March 30, 1874
Aug 25, 1944
"Loving Father, Devoted Husband,
Mr. Adamson rests in Rose Hill Cemetery.
He was a son of Samuel Taylor Adamson and Mary Elizabeth Bright, also buried in Rose Hill. Edward married Sarah Beatrice Smith in 1896, and they had at least two children: Lynwood Taylor and Cecil F.
Edward and his parents are living in Clayton County, Georgia in 1880.
Edward was a railroad man, possibly brought in by his father. In 1897, he and his wife are listed in the Macon, GA 1897 City Directory. Edward was a carpenter at the Central [RR] Shops, and his residence was 2001 Third Street, just a few doors down from his parents.
In 1900, Edward and his wife are in Macon. Edward's occupation was machinist. Sarah's mother was listed with them.

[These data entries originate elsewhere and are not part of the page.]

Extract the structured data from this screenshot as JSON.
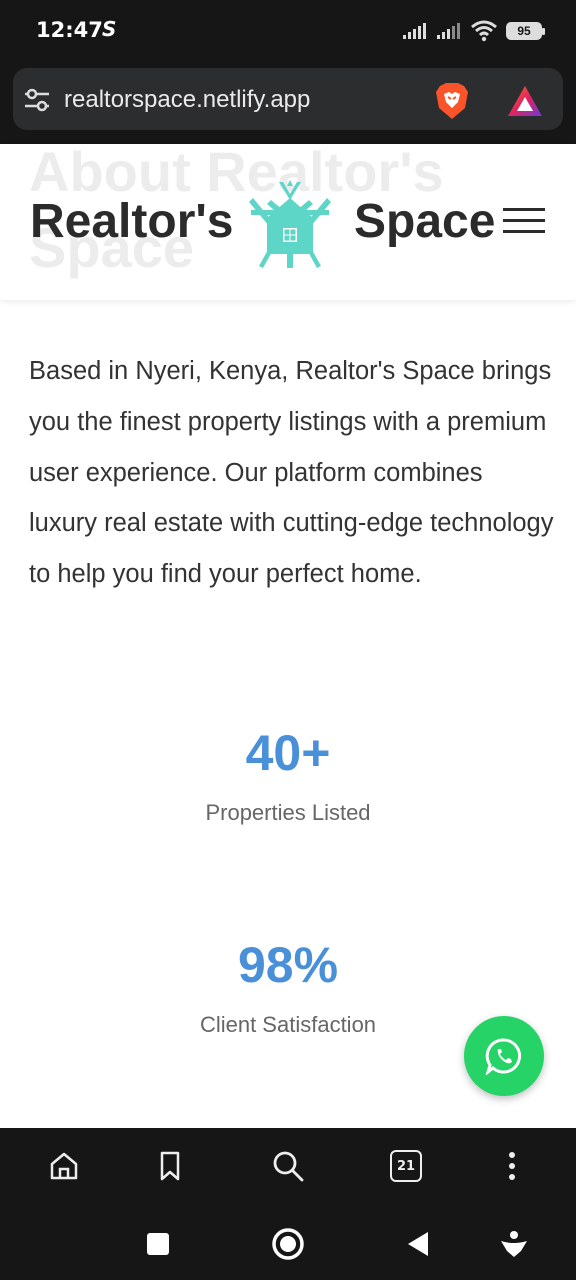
{
  "status_bar": {
    "time": "12:47",
    "app_icon": "S",
    "battery": "95",
    "icons": [
      "signal-icon",
      "signal-icon",
      "wifi-icon",
      "battery-icon"
    ]
  },
  "browser": {
    "url": "realtorspace.netlify.app",
    "tabs_count": "21",
    "toolbar_icons": [
      "home-icon",
      "bookmark-icon",
      "search-icon",
      "tabs-icon",
      "more-icon"
    ]
  },
  "header": {
    "bg_title": "About Realtor's Space",
    "brand_left": "Realtor's",
    "brand_right": "Space",
    "logo_color": "#5dd6c8"
  },
  "about": {
    "text": "Based in Nyeri, Kenya, Realtor's Space brings you the finest property listings with a premium user experience. Our platform combines luxury real estate with cutting-edge technology to help you find your perfect home."
  },
  "stats": [
    {
      "value": "40+",
      "label": "Properties Listed"
    },
    {
      "value": "98%",
      "label": "Client Satisfaction"
    }
  ],
  "colors": {
    "accent": "#4a90d9",
    "whatsapp": "#25d366",
    "system_bar": "#161616"
  }
}
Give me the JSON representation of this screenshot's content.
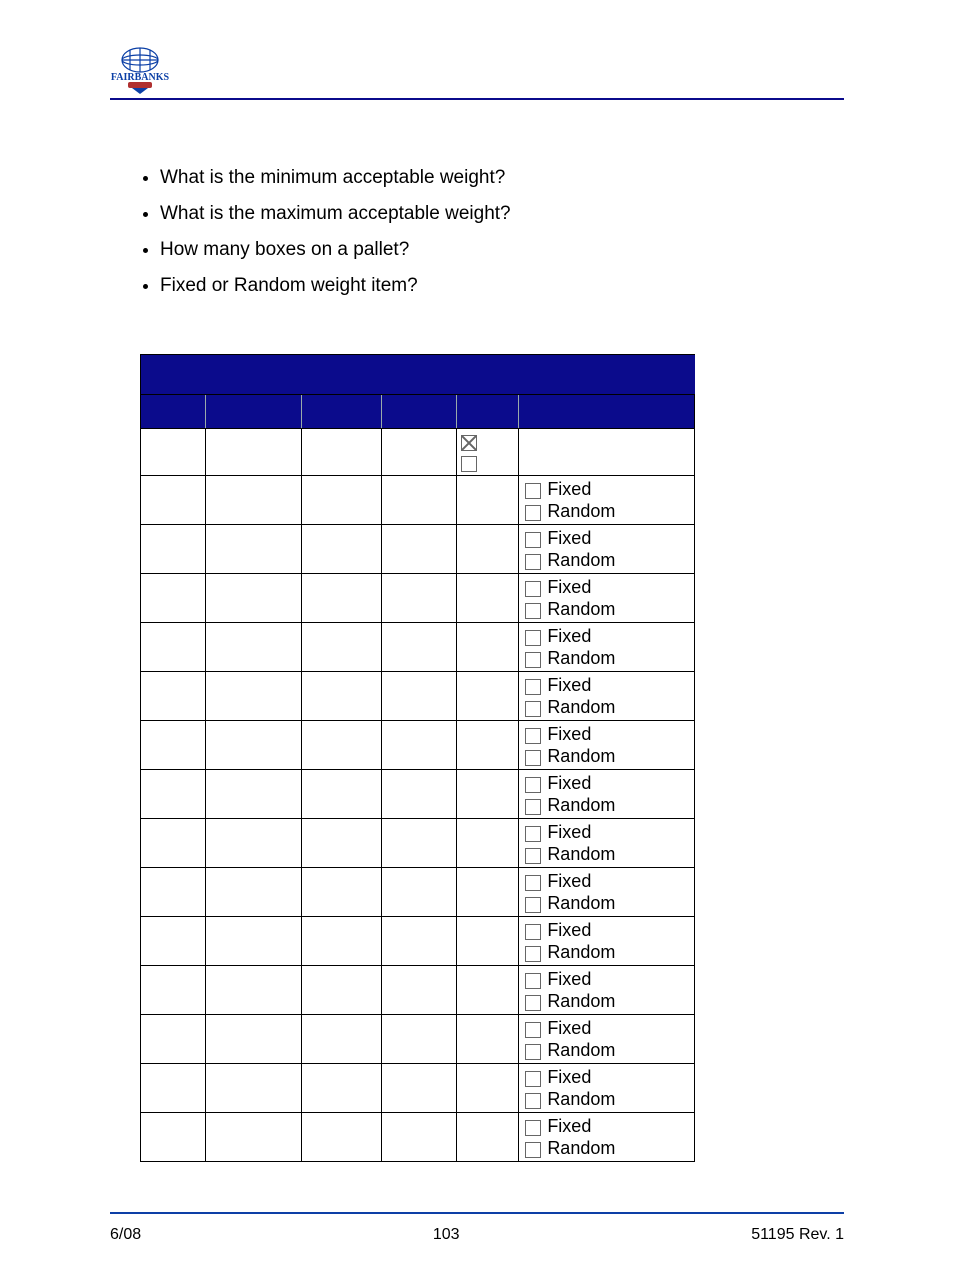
{
  "bullets": [
    "What is the minimum acceptable weight?",
    "What is the maximum acceptable weight?",
    "How many boxes on a pallet?",
    "Fixed or Random weight item?"
  ],
  "option_labels": {
    "fixed": "Fixed",
    "random": "Random"
  },
  "first_row_checked": true,
  "row_count": 14,
  "footer": {
    "left": "6/08",
    "center": "103",
    "right": "51195   Rev. 1"
  }
}
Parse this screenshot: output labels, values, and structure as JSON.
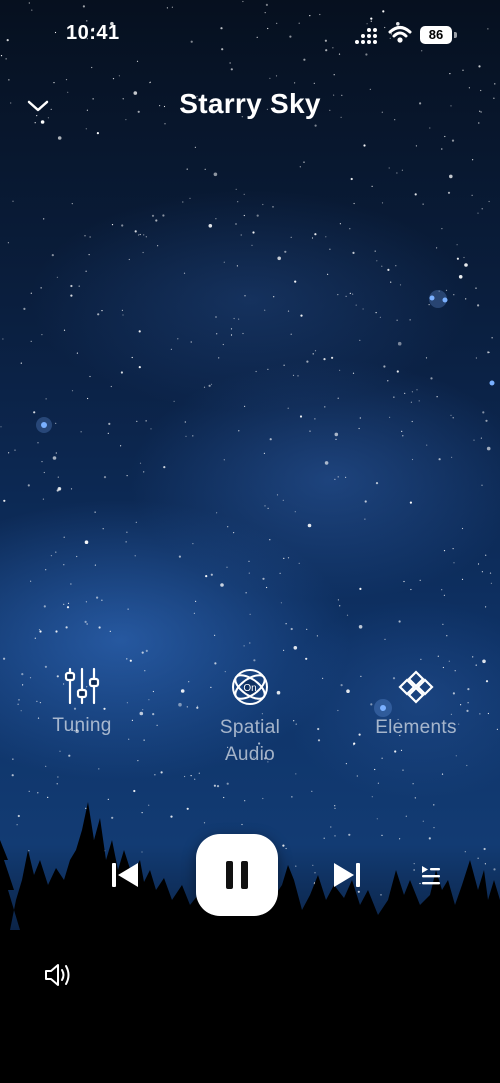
{
  "status_bar": {
    "time": "10:41",
    "battery": "86"
  },
  "header": {
    "title": "Starry Sky"
  },
  "features": [
    {
      "label": "Tuning",
      "icon": "sliders-icon"
    },
    {
      "label": "Spatial Audio",
      "icon": "spatial-audio-icon",
      "badge": "On"
    },
    {
      "label": "Elements",
      "icon": "elements-icon"
    }
  ],
  "controls": {
    "previous_icon": "skip-previous-icon",
    "play_state": "playing",
    "pause_icon": "pause-icon",
    "next_icon": "skip-next-icon",
    "queue_icon": "queue-icon",
    "volume_icon": "volume-icon"
  },
  "colors": {
    "sky_top": "#081327",
    "sky_mid": "#0f3a74",
    "glow": "#2a5fb8",
    "button": "#ffffff"
  }
}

In 1920, Edward and Sarah are in Macon. Edward's occupation was Railroad Shop Foreman.
In 1930, Edward and Sarah can be found living on State Street East in Savannah, Chatham County, Georgia. Edward's occupation was Steam Railroad Car-Builder.
Edward A. Adamson received an interesting letter in 1914. Interesting enough to make the local paper:
26 April 1914
Macon Weekly Telegraph
LETTER FROM HELL TO EDWARD A. ADAMSON
Mysterious Document Smacks of Advertising and a Clever Conception.
May not believe it, but nevertheless, it is a fact that E. A. Adamson, car foreman of the Central shops, is in receipt of a letter direct from Hell, but it is a postoffice bearing the "euphonius" name, located somewhere in Norway, Sweden. While the document is in the form of advertising, it is clever, and the letter in full follows:
Hell, Norway, March 28, 1914
E. A. Adamson, Car Foreman
Central of Georgia Railway
I am in Hell.
And strangely enough, I like it.
You may not be able to find this place of the map, because it is a very small town in the northern part of Norway.
It isn't at all like the place you think it is. The temperature is delightful; the people here are kind and gracious; and there is no "brimstone" in the air.
And so here I am in Hell -- because they are building railroads up here in Norway and you know, it's my business to give railroad men a lift.
I make "good jacks." My jacks have speed and safety. That is how I lift railroad men out of their jack troubles.
Norton jacks hold the record for strength and reliability.
We have fifty-ton self-lowering jacks for loaded car and locomotive work, that will lift and last until this place Hell freezes over, and they they will keep on lifting, because there is nothing inside them to freeze.
You probably never knew another man who went to Hell of his own accord.
And so while I am in Hell, it is only for a short time. Soon I'll be back -- and if you would like a photo-postal of this remote place, just address me as below,
Harry A. Norton,
286 Congress St., Boston, Mass
Do you have anything to add about Mr. Edward Alexander Adamson? Please comment.